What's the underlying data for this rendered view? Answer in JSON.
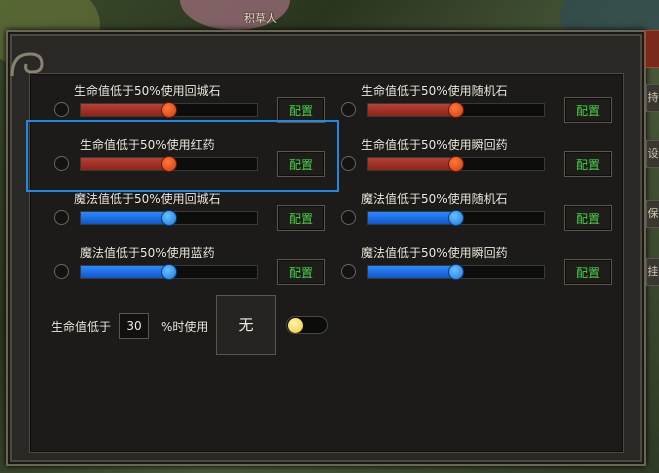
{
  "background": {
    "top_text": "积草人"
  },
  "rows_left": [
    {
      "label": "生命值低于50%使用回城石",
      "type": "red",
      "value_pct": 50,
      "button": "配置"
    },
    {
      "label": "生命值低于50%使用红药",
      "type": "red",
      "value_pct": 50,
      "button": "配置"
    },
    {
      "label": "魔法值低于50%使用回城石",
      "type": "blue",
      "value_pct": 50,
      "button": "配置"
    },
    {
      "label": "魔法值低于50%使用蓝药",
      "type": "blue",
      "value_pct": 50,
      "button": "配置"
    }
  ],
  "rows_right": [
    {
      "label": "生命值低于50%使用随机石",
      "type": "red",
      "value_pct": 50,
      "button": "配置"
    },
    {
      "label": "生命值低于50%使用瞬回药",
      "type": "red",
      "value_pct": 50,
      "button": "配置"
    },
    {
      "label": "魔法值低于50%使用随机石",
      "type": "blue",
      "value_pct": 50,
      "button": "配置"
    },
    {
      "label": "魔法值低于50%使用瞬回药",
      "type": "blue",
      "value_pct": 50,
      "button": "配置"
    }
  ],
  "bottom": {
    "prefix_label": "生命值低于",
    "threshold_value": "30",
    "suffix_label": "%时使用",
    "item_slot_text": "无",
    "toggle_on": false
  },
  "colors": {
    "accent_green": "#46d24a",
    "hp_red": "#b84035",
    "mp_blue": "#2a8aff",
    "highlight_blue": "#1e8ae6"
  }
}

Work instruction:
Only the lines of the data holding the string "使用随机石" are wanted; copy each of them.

Answer area:
      "label": "生命值低于50%使用随机石",
      "label": "魔法值低于50%使用随机石",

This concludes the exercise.